With the London 2012 Olympics set to begin in five days time, if you’re a Londoner, now might be a good time to check your vaccination records. The Olympic games represents one of the largest gatherings of humanity from all corners of the globe. Such large events, be they sporting, artistic, religious, political or musical in nature, can lead to breakouts of infectious disease, although these are relatively rare: a report that analysed records spanning 1964 to 1993 turned up only 38 outbreaks associated with sports events. More recently, the Special Olympics in Minneapolis in 1994, the Vancouver Winter Olympics in 2010 and a Superbowl event in Indiana in February this year have all been associated with infectious disease outbreaks. With several million visitors expected in London over the 16 days that the Olympic games will be held, public health officials are working hard to make sure that people are aware of the risks.
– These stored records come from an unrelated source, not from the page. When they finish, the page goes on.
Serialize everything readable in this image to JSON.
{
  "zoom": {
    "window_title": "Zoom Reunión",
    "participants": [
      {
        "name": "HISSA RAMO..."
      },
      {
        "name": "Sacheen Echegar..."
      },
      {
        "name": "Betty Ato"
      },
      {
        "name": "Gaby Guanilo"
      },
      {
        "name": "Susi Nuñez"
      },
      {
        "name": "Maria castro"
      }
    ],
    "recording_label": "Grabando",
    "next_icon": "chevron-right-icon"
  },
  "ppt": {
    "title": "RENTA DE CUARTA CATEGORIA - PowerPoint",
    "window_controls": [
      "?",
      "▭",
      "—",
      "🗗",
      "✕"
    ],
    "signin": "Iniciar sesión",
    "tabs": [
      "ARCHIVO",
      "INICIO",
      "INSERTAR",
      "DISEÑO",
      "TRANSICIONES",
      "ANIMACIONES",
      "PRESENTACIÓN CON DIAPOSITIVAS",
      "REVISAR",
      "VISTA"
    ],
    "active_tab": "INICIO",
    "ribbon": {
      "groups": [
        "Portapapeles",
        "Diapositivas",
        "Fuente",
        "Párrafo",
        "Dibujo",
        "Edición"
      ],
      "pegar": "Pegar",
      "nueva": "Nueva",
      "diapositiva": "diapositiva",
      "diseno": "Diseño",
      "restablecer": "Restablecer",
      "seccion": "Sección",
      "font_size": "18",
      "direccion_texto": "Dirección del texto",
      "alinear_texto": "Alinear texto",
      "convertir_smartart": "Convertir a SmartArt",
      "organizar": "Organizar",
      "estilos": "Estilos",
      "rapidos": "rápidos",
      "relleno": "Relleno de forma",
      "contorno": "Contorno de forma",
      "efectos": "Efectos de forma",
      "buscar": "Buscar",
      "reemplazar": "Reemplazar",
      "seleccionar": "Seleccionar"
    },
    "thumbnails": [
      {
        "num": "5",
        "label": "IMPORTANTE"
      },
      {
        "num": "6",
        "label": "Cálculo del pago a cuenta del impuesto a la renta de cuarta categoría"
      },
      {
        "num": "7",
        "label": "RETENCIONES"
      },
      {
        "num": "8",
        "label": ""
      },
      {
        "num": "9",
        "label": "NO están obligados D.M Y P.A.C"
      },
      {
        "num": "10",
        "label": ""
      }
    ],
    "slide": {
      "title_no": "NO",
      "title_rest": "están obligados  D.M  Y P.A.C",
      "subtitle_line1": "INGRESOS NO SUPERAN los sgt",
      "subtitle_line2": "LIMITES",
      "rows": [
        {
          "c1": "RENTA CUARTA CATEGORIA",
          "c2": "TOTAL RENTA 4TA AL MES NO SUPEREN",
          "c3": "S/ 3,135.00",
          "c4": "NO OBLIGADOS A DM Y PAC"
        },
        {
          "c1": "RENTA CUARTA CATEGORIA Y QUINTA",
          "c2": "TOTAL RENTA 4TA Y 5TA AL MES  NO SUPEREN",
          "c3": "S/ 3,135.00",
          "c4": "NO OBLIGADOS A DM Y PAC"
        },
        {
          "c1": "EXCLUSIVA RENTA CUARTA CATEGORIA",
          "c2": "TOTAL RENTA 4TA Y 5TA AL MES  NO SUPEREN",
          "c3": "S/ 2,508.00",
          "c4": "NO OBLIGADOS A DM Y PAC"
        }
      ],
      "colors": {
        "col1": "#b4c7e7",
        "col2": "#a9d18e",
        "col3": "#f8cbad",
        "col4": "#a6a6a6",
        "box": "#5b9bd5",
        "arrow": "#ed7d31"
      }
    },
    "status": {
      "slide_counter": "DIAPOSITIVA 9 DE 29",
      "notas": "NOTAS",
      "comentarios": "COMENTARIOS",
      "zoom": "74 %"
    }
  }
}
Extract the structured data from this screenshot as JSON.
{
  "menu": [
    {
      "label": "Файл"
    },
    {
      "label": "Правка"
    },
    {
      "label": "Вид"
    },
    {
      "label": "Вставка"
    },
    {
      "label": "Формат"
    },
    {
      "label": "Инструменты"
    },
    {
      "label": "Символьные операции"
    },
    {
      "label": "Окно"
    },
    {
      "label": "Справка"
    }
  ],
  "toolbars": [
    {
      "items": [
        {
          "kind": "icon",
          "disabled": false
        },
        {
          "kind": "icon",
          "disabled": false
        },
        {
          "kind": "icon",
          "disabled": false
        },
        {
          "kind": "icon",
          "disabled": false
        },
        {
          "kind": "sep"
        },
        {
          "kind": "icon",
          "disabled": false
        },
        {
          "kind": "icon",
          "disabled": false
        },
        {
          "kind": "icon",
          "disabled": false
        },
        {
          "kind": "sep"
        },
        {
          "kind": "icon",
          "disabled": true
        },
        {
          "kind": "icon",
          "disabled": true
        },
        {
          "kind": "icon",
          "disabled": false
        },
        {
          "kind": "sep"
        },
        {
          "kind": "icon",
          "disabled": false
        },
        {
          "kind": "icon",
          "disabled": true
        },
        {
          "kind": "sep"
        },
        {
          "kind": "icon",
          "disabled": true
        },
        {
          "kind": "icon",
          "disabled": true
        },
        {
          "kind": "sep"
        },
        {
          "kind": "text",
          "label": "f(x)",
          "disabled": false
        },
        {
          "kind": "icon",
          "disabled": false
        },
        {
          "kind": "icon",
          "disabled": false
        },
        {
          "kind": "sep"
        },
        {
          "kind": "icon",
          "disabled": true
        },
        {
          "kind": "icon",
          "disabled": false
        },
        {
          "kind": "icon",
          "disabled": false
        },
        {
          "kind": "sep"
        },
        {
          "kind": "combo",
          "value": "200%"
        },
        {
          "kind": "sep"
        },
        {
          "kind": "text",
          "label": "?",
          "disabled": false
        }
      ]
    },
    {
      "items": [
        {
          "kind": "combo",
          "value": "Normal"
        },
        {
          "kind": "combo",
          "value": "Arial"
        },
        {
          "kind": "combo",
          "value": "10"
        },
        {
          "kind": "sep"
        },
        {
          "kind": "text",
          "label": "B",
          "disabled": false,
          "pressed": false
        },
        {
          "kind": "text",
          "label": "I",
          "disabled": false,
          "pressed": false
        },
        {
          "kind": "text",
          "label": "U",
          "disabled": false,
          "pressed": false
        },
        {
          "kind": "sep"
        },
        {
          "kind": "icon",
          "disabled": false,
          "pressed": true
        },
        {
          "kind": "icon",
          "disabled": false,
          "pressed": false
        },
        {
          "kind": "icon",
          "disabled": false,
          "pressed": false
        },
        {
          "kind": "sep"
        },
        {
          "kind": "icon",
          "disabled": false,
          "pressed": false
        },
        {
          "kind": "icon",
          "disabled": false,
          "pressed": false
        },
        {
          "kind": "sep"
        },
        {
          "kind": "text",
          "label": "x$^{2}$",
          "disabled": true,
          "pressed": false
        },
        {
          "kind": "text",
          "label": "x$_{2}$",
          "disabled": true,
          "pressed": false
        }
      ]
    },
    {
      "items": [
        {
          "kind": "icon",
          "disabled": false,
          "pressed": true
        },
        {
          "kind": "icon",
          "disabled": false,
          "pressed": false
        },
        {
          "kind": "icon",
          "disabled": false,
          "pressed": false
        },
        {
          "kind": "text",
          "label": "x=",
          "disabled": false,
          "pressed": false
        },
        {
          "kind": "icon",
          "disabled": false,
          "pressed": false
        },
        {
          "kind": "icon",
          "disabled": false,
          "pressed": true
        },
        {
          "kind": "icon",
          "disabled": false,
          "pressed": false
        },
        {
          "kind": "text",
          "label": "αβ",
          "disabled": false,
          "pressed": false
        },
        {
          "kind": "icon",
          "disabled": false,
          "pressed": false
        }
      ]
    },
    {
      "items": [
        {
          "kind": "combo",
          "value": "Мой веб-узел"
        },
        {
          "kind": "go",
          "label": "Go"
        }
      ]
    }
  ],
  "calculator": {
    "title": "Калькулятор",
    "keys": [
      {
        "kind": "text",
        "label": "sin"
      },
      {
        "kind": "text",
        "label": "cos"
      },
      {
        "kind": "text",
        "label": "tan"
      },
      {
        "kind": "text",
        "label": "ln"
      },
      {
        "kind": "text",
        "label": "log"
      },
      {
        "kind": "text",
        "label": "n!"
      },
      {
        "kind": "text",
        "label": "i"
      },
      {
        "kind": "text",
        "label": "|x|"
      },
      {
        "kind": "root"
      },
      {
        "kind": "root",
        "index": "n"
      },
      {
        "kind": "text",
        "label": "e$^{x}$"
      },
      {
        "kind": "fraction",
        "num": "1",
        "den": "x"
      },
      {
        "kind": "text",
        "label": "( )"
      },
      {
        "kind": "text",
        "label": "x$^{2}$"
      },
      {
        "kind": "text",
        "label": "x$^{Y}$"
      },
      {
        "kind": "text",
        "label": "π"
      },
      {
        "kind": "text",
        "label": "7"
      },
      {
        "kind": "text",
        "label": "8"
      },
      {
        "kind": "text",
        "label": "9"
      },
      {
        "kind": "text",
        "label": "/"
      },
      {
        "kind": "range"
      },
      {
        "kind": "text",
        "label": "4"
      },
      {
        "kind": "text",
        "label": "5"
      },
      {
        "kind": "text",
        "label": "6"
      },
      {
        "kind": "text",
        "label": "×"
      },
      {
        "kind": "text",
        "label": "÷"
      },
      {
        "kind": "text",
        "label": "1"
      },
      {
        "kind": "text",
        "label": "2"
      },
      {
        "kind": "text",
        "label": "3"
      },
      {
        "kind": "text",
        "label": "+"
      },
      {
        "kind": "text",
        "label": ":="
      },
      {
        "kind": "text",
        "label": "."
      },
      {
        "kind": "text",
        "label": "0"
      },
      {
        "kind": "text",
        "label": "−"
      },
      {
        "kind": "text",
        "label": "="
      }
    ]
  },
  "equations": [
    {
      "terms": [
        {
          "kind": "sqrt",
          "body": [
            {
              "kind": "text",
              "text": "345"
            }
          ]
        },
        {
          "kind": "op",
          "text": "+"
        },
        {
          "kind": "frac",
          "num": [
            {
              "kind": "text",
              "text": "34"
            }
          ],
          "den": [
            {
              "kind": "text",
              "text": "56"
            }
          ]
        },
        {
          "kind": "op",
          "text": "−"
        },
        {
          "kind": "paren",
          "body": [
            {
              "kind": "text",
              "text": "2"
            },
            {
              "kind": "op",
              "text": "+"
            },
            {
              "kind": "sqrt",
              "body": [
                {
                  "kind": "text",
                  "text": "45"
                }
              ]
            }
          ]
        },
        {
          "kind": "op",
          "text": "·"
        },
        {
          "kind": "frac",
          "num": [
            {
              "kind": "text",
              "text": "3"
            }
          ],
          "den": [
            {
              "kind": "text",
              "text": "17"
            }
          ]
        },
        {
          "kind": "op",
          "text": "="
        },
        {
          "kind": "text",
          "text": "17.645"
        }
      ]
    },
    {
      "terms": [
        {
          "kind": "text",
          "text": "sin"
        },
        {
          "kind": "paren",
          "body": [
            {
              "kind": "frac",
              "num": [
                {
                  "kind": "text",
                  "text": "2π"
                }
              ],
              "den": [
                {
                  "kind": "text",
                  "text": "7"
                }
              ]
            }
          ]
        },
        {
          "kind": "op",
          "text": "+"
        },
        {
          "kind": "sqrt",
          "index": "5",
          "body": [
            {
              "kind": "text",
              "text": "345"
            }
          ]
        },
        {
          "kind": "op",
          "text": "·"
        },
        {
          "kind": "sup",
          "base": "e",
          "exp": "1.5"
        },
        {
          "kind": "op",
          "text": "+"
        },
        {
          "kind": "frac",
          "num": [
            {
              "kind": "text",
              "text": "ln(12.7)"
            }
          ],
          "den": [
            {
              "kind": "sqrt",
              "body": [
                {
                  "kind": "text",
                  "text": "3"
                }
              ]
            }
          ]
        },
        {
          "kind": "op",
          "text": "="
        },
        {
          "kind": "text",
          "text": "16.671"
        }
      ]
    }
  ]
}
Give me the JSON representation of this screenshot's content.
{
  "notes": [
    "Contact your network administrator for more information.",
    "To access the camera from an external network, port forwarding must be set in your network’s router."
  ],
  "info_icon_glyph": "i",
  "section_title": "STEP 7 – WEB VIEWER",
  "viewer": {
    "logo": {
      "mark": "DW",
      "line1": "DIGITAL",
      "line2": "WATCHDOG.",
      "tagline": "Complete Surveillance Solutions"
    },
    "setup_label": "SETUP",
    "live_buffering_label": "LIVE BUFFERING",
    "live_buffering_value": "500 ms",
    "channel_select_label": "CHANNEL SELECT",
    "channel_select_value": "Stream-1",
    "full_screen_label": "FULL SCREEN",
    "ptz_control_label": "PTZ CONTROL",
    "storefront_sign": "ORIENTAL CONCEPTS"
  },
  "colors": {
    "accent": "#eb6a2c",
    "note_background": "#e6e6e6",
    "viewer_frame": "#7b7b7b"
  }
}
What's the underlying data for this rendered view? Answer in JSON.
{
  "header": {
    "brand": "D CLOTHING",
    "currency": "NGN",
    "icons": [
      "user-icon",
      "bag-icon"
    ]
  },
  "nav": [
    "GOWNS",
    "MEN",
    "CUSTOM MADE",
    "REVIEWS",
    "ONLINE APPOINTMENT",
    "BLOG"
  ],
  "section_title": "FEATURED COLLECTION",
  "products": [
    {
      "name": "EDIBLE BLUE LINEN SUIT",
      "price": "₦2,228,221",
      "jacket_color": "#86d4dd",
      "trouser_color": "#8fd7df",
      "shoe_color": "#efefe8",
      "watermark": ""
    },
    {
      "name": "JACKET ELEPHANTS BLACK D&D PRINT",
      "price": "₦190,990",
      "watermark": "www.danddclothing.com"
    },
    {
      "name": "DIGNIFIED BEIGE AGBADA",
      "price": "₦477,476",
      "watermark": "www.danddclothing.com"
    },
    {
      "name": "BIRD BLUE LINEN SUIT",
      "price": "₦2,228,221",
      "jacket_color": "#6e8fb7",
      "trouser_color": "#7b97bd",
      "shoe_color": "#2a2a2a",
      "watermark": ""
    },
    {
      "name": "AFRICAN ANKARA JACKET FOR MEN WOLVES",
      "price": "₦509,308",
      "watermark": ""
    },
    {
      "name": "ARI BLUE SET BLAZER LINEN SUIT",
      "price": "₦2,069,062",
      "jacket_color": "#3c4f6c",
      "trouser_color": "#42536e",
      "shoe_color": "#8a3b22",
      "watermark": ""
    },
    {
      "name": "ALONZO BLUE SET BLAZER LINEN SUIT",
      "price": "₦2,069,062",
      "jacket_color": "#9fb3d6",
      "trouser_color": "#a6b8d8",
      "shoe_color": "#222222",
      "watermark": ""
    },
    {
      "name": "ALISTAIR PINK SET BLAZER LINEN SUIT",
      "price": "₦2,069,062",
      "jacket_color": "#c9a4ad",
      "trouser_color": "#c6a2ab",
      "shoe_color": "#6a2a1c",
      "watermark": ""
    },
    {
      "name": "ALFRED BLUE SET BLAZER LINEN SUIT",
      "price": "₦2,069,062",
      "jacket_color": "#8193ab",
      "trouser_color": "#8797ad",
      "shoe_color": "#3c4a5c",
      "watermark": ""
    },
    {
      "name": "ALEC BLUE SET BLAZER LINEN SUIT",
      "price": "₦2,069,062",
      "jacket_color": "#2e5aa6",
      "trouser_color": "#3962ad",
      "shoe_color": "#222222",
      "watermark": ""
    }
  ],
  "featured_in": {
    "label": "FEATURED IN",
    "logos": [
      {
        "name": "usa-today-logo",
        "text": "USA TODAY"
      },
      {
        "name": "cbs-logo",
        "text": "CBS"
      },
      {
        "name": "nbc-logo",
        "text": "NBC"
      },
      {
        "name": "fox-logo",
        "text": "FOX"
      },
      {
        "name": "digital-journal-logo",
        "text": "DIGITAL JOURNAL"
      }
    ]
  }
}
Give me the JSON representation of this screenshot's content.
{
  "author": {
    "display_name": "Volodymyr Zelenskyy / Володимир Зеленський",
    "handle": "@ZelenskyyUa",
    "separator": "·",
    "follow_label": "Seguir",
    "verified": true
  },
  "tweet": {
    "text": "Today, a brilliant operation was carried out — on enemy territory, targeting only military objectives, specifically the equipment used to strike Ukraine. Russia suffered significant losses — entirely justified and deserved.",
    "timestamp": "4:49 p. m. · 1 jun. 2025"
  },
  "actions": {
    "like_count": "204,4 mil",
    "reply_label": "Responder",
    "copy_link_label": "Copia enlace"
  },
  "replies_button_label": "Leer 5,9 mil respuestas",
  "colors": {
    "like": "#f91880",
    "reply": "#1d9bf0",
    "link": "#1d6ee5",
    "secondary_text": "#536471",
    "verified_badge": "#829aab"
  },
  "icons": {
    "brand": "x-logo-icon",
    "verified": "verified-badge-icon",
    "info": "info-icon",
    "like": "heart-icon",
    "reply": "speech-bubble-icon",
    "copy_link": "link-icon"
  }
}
And it’s not just for human competitors: spare a thought for the horses in the equestrian events. Even though horses must pass a strict health test before travelling, outbreaks can still occur: equine influenza was detected at a horse trials event in Queensland, Australia in 2007, while equine herpesvirus was identified following a national equine championship event in Utah in 2011.
The American Centers for Disease Control and Prevention (CDC), the European Centre for Disease Prevention and Control (ECDC) and the World Health Organisation (WHO) have all issued warnings that spectators at the London 2012 Olympics should make sure that their vaccines are up-to-date, especially for measles, which is currently undergoing a resurgence in several countries, including the United Kingdom.
Before you travel, make sure your routine vaccinations are up-to-date. The main travel risks are food- and waterbourne illness, airbourne disease and sexually-transmitted disease. Simple measures, such as hand sanitisation, drinking bottled water and the use of prophylactics during sexual intercourse, can help to protect you against these risks.